U.S. Secretary of Agriculture Sonny Perdue made his first visit to Southeast Alaska on Thursday. Perdue spent Thursday morning in Ketchikan, and met with U.S. Forest Service officials, but spent most of the day on Prince of Wales Island.
Perdue was joined by Alaska Sen. Lisa Murkowski a little after noon on POW. They first met with the Prince of Wales Landscape Assessment Team. That group includes diverse stakeholders who provided recommendations for managing Prince of Wales Island forests for the next 10 to 15 years.
The visiting officials also toured Viking Lumber mill in Klawock, and talked at length with co-owner Kirk Dahlstrom; toured young- and old-growth timber stands; and visited Goose Creek mills near Thorne Bay.
Perdue said he is impressed with how many resources the Tongass National Forest provides. He said he’s also impressed with how well the POW landscape assessment team worked together to come up with recommendations for future planning.

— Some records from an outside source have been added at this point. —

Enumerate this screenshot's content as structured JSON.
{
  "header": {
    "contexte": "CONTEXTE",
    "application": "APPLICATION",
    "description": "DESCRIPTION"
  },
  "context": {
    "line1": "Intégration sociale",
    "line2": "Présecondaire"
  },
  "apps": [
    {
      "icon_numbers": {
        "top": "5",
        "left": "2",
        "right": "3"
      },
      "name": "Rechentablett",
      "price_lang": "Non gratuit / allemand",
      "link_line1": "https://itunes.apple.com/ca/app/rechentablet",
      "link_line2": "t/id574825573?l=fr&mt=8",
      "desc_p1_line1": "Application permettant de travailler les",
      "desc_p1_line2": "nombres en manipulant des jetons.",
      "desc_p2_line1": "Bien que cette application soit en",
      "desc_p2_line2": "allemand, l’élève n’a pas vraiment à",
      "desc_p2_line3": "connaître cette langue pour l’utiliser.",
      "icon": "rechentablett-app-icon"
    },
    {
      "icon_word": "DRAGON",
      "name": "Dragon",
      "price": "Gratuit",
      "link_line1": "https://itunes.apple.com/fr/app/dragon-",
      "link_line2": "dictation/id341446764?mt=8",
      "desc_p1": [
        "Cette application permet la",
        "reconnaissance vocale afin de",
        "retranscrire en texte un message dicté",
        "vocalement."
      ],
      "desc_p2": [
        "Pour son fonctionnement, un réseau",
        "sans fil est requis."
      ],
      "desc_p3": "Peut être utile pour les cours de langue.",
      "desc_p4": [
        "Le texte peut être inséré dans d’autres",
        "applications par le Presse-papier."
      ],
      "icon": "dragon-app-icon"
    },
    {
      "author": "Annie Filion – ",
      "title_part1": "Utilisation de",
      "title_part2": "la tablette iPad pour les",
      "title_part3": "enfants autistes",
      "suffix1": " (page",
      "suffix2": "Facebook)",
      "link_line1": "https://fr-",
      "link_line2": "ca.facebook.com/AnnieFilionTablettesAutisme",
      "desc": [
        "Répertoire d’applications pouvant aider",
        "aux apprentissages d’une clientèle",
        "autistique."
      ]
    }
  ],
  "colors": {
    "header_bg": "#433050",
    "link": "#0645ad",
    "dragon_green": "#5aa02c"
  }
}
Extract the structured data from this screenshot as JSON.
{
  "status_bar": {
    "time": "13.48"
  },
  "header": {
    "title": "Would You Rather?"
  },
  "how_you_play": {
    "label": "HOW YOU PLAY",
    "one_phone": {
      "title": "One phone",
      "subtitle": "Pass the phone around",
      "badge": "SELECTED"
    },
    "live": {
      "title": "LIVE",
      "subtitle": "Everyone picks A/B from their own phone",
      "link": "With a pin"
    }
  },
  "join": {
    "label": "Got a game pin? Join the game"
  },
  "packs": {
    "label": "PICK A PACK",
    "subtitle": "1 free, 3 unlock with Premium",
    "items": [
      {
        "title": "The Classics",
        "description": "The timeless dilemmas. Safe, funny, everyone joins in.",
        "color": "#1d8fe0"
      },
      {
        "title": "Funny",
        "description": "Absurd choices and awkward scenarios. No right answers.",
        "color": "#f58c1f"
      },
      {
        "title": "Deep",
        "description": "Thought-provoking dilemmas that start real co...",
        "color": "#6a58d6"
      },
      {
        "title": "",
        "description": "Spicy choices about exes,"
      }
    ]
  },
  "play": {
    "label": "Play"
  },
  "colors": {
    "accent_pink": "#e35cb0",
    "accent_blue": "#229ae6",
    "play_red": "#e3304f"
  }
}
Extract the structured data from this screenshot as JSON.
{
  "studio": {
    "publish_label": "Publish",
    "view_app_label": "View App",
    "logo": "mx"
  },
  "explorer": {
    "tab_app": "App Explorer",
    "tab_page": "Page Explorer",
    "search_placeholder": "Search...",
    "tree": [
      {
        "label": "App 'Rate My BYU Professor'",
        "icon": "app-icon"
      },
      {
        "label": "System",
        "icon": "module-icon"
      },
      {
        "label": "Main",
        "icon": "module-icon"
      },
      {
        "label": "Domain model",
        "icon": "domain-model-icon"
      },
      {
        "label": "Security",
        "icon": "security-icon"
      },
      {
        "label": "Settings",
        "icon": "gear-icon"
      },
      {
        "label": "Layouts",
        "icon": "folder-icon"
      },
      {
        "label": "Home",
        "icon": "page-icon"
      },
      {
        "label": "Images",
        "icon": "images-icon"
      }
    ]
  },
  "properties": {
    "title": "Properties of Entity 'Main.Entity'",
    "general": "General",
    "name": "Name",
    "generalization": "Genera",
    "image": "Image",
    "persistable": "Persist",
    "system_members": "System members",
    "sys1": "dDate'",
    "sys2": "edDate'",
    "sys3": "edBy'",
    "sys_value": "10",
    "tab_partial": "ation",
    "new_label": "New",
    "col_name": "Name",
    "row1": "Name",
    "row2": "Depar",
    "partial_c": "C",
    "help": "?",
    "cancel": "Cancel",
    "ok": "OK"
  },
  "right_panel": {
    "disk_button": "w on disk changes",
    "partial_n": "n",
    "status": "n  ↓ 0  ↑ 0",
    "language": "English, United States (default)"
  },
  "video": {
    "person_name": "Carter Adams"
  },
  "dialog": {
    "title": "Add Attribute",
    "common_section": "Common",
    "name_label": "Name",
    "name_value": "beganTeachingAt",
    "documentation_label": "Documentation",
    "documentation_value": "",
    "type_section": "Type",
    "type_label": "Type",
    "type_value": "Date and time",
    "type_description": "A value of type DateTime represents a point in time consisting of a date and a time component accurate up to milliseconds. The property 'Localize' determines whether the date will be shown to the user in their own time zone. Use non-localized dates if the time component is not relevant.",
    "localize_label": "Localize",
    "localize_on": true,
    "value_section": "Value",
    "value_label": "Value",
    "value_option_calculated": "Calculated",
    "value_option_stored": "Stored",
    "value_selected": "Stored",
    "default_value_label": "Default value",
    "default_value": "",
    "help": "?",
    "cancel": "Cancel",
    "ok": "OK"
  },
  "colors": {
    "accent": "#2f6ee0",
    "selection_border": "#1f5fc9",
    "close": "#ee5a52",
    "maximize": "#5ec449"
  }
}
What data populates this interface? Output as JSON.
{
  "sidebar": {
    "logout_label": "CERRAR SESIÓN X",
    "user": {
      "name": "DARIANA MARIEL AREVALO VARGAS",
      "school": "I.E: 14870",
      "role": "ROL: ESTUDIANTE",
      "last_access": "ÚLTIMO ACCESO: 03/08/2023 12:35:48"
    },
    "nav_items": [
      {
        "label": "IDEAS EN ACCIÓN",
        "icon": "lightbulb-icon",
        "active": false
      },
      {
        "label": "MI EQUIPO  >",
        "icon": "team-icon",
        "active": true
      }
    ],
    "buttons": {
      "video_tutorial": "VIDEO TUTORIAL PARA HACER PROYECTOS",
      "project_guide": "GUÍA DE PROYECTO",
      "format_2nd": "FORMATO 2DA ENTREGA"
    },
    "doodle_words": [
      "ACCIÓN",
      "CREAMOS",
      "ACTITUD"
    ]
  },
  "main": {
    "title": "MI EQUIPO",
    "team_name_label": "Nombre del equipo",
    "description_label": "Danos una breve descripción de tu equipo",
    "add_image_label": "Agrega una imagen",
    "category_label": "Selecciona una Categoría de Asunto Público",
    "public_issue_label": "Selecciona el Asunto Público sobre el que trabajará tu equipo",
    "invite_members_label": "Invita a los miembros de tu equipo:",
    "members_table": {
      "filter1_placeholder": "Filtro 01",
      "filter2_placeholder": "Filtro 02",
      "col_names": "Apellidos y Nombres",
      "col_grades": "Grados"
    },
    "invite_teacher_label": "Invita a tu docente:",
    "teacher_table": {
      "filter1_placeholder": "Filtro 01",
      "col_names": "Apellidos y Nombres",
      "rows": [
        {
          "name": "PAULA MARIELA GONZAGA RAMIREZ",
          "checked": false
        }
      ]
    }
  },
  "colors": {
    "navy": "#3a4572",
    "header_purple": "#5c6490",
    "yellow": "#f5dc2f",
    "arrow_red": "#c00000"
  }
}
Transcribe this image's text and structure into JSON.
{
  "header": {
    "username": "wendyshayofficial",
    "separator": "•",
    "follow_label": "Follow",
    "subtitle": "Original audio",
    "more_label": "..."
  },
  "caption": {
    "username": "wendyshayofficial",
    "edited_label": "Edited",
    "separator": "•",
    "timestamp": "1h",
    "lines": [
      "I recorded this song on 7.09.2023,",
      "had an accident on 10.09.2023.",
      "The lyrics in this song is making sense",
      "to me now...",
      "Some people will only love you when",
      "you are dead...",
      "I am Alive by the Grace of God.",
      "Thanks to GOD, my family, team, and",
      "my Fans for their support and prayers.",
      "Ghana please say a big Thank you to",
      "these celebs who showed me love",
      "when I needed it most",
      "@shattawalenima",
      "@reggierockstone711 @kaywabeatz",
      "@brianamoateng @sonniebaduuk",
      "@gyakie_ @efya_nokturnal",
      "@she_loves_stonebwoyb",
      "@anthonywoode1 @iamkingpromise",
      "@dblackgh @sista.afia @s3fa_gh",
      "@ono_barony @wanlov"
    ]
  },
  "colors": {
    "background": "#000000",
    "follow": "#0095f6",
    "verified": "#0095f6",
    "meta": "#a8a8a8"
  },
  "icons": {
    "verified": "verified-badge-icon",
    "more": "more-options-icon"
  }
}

“I think we have a real head start on how we can come together with the community and all the stakeholders and the Forest Service, along with Sen. Murkowski and the representative government here, to make a viable multi-use plan for the Tongass that would lead to the economy and the jobs,” he said.
Perdue said that multi-use forest includes recreation and tourism, as well as timber harvest.
Perdue said it’s unlikely that the Roadless Rule will be repealed for the Tongass, but he wants to work with Sen. Murkowski and other state representatives to find a way to perhaps modify it for Alaska.
He said legal issues make a full exemption challenging.
“Obviously I’m a former governor, (and as one) that would be my preference, and honestly that would be my preference now, but we think the best way we can get to what the people on Prince of Wales and the Tongass really need and would like to see is really a state-specific rule where we participate – the U.S. Forest Service participates – with the state in helping to design something that would benefit this whole community and Southeastern Alaska,” he said.
Perdue was governor of Georgia until 2011. He was appointed to head the Department of Agriculture in spring of last year.
The 2001 Roadless Rule restricts logging and building new roads in designated parts of national forest land. Following litigation, Alaska was exempt from that rule until 2011 when the exemption was removed.
State officials and logging industry supporters have been lobbying to reinstate that exemption.
KRBD will have more next week on Perdue and Murkowski’s visit to Prince of Wales Island, including more details on the POW Landscape Assessment Team’s recommendations.